Glucose Control and Vascular Complications in Veterans with Type 2 Diabetes
Introduction: How intensive blood glucose control affects cardiovascular events in patients with long-standing type 2 diabetes is still uncertain.
Methods: The study involved 1,791 military veterans (mean age, 60.4 years) who had a sub-optimal response to treatments for type 2 diabetes. 11.5 was the mean number of years since diagnosis. They were randomly assigned to either an intensive blood glucose control group or a standard blood glucose control group. Cardiovascular risk factors were treated uniformly. 40% of the patients had already experienced a cardiovascular event.
In the intensive-therapy group, the goal was an absolute reduction of 1.5% in the glycated hemoglobin (HbA1c) level, as compared to the standard-therapy group.
The primary outcome assessed was the time from randomization to the first major cardiovascular event, which was a composite of myocardial infarction, stroke, death from cardiovascular causes, congestive heart failure, surgery for vascular disease, inoperable coronary disease, and amputation for ischemic gangrene.
Results: There was a median follow-up of 5.6 years. In the standard blood glucose control group, the median HbA1c level was 8.4%; in the intensive blood glucose control group, it was 6.9%. The primary outcome happened in 264 patients in the standard-therapy group; it occurred in 235 patients in the intensive-therapy group (hazard ratio in the intensive-therapy group, 0.88; 95% CI, 0.74-1.05; p=0.14). Between the two groups, there was no significant difference in any component of the primary outcome or in the rate of death from any cause (hazard ratio, 1.07; 95% CI, 0.81-1.42; p=0.62). Also, there was no difference between the two groups for microvascular complications. The rates of adverse events—primarily hypoglycemia—were 24.1% in the intensive-therapy group and 17.6% in the standard-therapy group.
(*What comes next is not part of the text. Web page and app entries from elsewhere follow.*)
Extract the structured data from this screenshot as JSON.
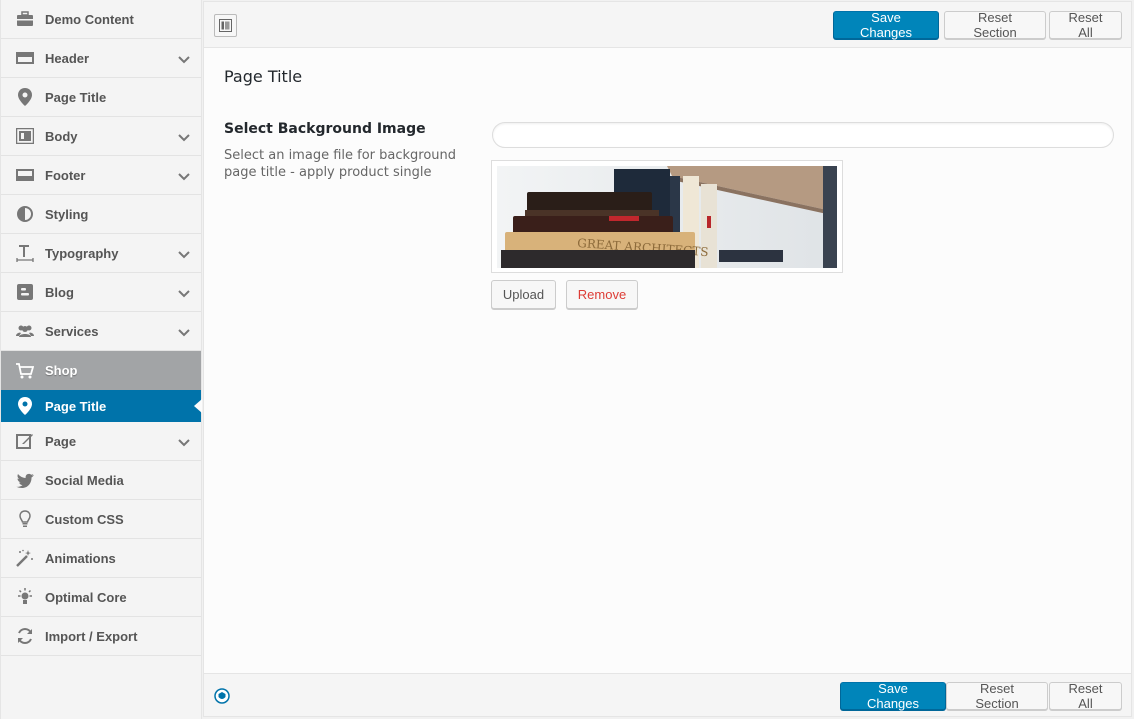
{
  "sidebar": {
    "items": [
      {
        "label": "Demo Content",
        "icon": "briefcase-icon",
        "chevron": false
      },
      {
        "label": "Header",
        "icon": "header-bar-icon",
        "chevron": true
      },
      {
        "label": "Page Title",
        "icon": "location-pin-icon",
        "chevron": false
      },
      {
        "label": "Body",
        "icon": "layout-icon",
        "chevron": true
      },
      {
        "label": "Footer",
        "icon": "footer-bar-icon",
        "chevron": true
      },
      {
        "label": "Styling",
        "icon": "contrast-icon",
        "chevron": false
      },
      {
        "label": "Typography",
        "icon": "text-height-icon",
        "chevron": true
      },
      {
        "label": "Blog",
        "icon": "blogger-icon",
        "chevron": true
      },
      {
        "label": "Services",
        "icon": "users-icon",
        "chevron": true
      },
      {
        "label": "Shop",
        "icon": "cart-icon",
        "chevron": false,
        "state": "parent-active"
      },
      {
        "label": "Page Title",
        "icon": "location-pin-icon",
        "chevron": false,
        "state": "child-active"
      },
      {
        "label": "Page",
        "icon": "edit-icon",
        "chevron": true
      },
      {
        "label": "Social Media",
        "icon": "twitter-icon",
        "chevron": false
      },
      {
        "label": "Custom CSS",
        "icon": "lightbulb-icon",
        "chevron": false
      },
      {
        "label": "Animations",
        "icon": "magic-wand-icon",
        "chevron": false
      },
      {
        "label": "Optimal Core",
        "icon": "bulb-rays-icon",
        "chevron": false
      },
      {
        "label": "Import / Export",
        "icon": "refresh-icon",
        "chevron": false
      }
    ]
  },
  "toolbar": {
    "save_label": "Save Changes",
    "reset_section_label": "Reset Section",
    "reset_all_label": "Reset All"
  },
  "section": {
    "title": "Page Title"
  },
  "field": {
    "title": "Select Background Image",
    "description": "Select an image file for background page title - apply product single",
    "url_value": "",
    "preview_book_text": "GREAT ARCHITECTS",
    "upload_label": "Upload",
    "remove_label": "Remove"
  },
  "colors": {
    "accent": "#0073aa",
    "primary_button": "#0085ba",
    "parent_active": "#a2a4a6",
    "remove_text": "#dd3d36"
  }
}
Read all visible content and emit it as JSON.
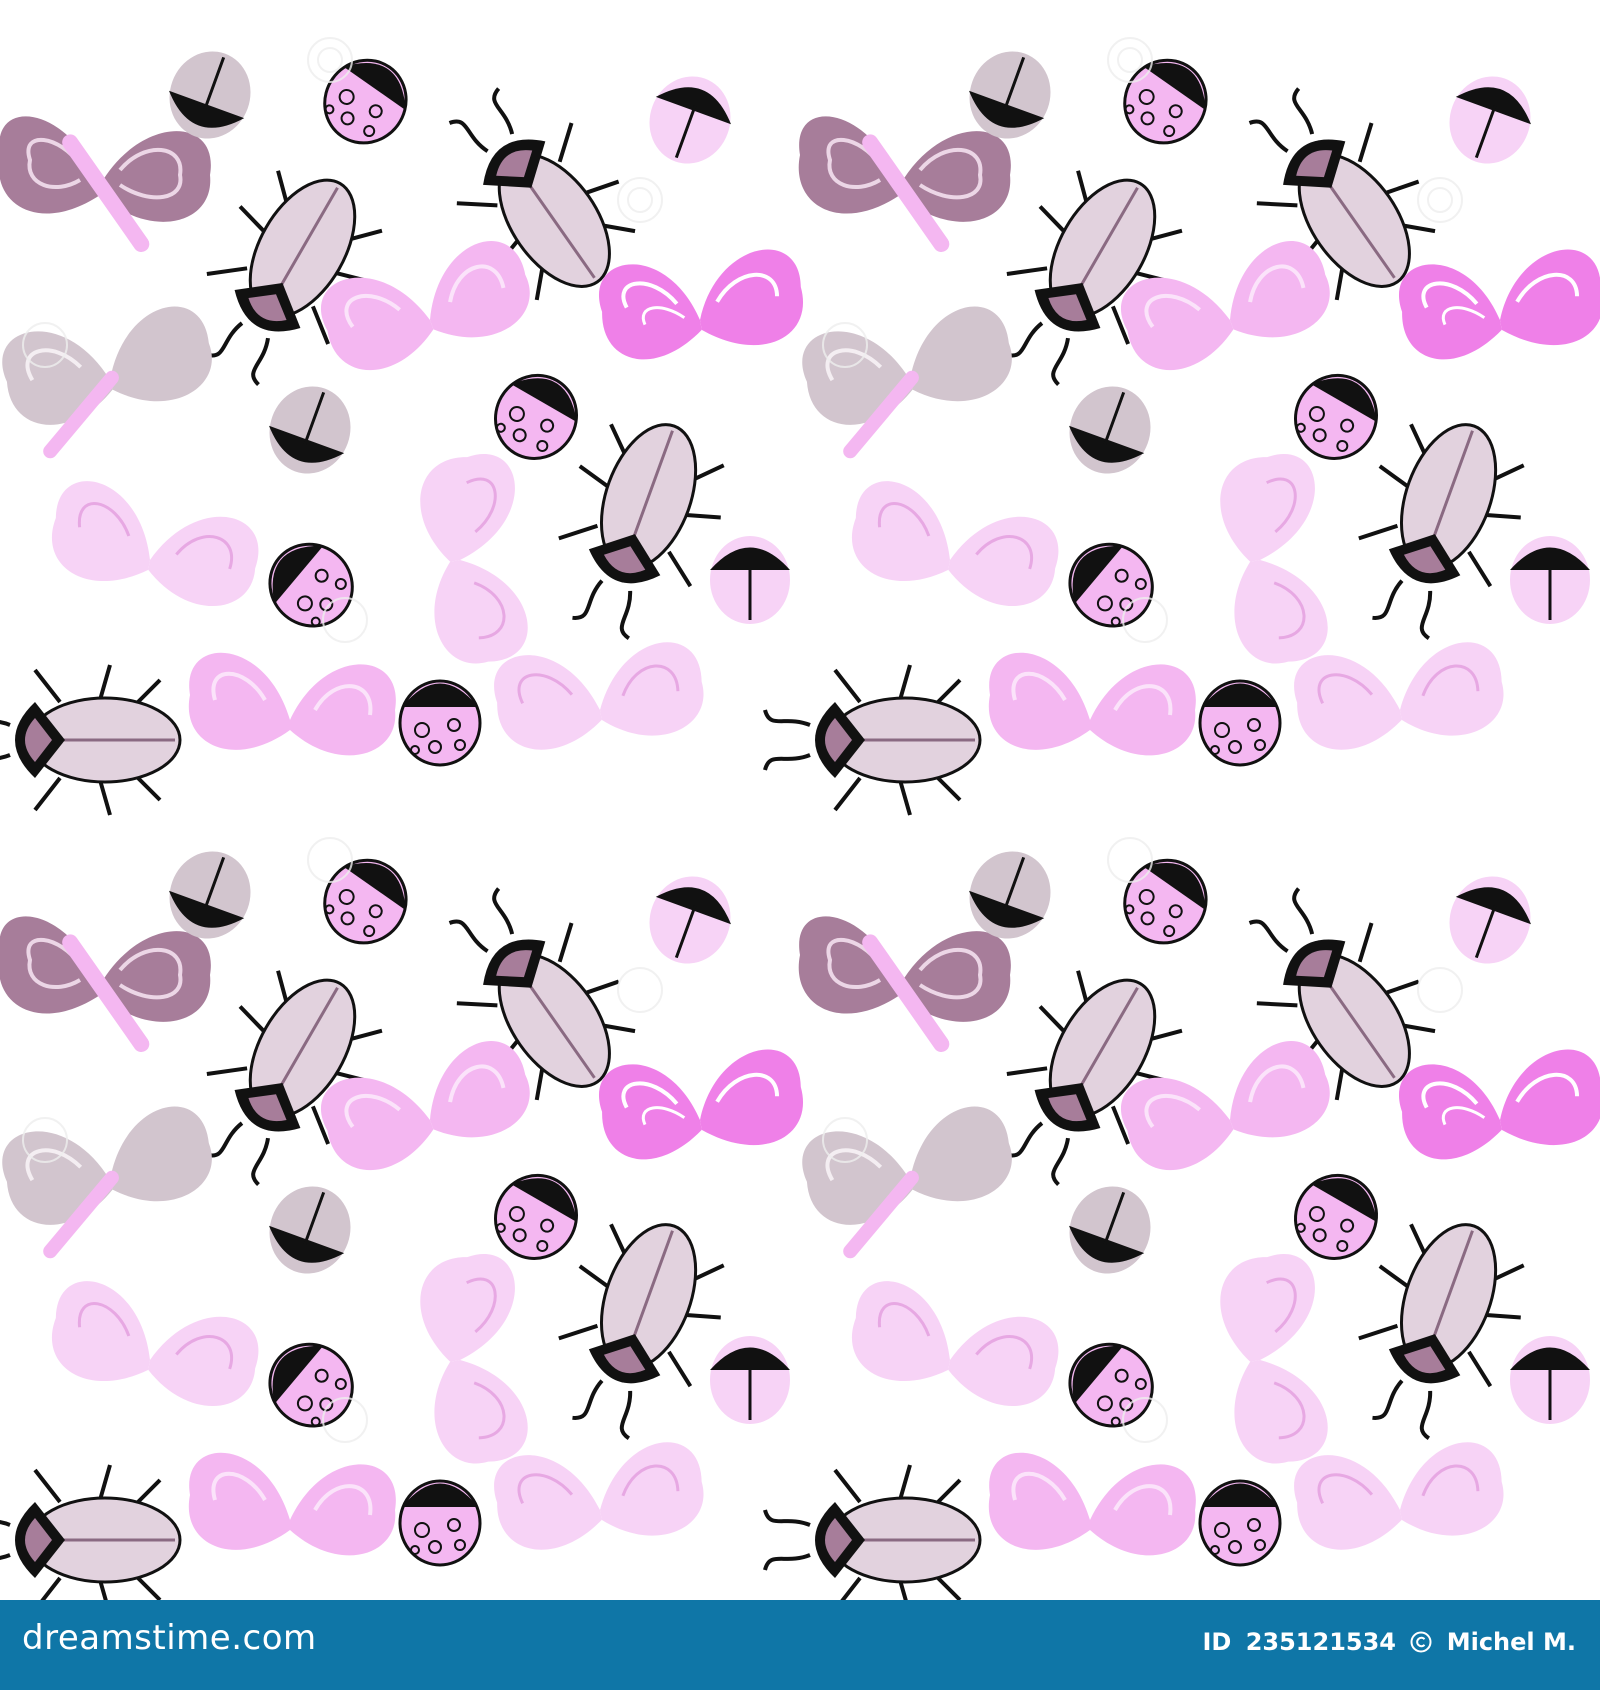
{
  "pattern": {
    "colors": {
      "background": "#ffffff",
      "deep_mauve": "#a77d9a",
      "magenta": "#ef80e8",
      "light_pink": "#f4b7f1",
      "pale_pink": "#f7d3f6",
      "grey_mauve": "#d2c5ce",
      "beetle_shell": "#e2d2de",
      "black": "#111111"
    },
    "elements": [
      "butterfly",
      "beetle",
      "ladybug",
      "small-bug"
    ]
  },
  "footer": {
    "logo": "dreamstime.com",
    "id_label": "ID",
    "id_number": "235121534",
    "copyright_icon": "copyright-icon",
    "author": "Michel M.",
    "color": "#0f76a7"
  }
}
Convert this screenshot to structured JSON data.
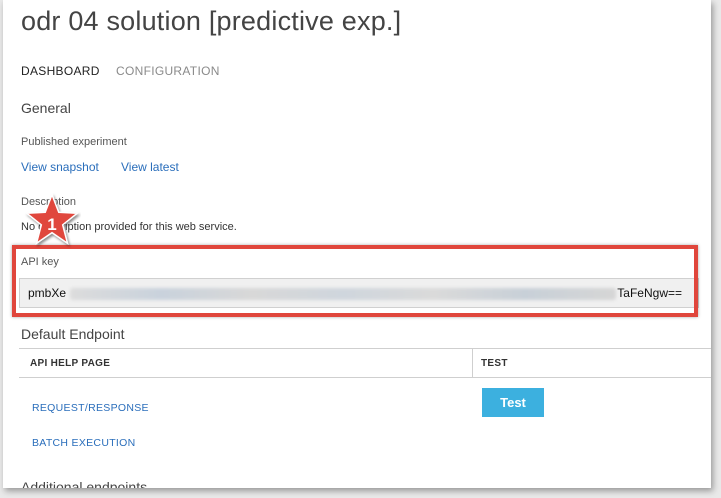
{
  "page_title": "odr 04 solution [predictive exp.]",
  "tabs": [
    {
      "label": "DASHBOARD",
      "active": true
    },
    {
      "label": "CONFIGURATION",
      "active": false
    }
  ],
  "general": {
    "heading": "General",
    "published_label": "Published experiment",
    "view_snapshot": "View snapshot",
    "view_latest": "View latest",
    "description_label": "Description",
    "description_text": "No description provided for this web service."
  },
  "api_key": {
    "label": "API key",
    "value_visible_prefix": "pmbXe",
    "value_visible_suffix": "TaFeNgw=="
  },
  "callout": {
    "number": "1",
    "color": "#e0463c"
  },
  "default_endpoint": {
    "heading": "Default Endpoint",
    "columns": [
      "API HELP PAGE",
      "TEST"
    ],
    "links": [
      "REQUEST/RESPONSE",
      "BATCH EXECUTION"
    ],
    "test_button": "Test"
  },
  "additional_endpoints": {
    "heading": "Additional endpoints"
  },
  "colors": {
    "link": "#2a6ebb",
    "accent_button": "#3cb0df",
    "highlight": "#e0463c"
  }
}
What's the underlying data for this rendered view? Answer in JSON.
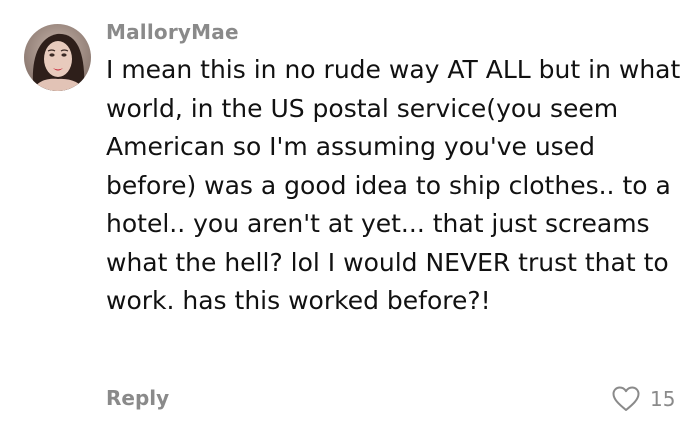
{
  "comment": {
    "author": "MalloryMae",
    "text": "I mean this in no rude way AT ALL but in what world, in the US postal service(you seem American so I'm assuming you've used before) was a good idea to ship clothes.. to a hotel.. you aren't at yet... that just screams what the hell? lol I would NEVER trust that to work. has this worked before?!",
    "reply_label": "Reply",
    "like_count": "15",
    "like_icon": "heart-outline-icon"
  },
  "colors": {
    "text": "#111111",
    "muted": "#8a8a8a",
    "background": "#ffffff"
  }
}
Conclusions: In patients with poorly controlled type 2 diabetes, intensive blood glucose control had no significant effect on the rates of major cardiovascular events, death, or microvascular complications; the exception to this is in the rate of albuminuria (p=0.01).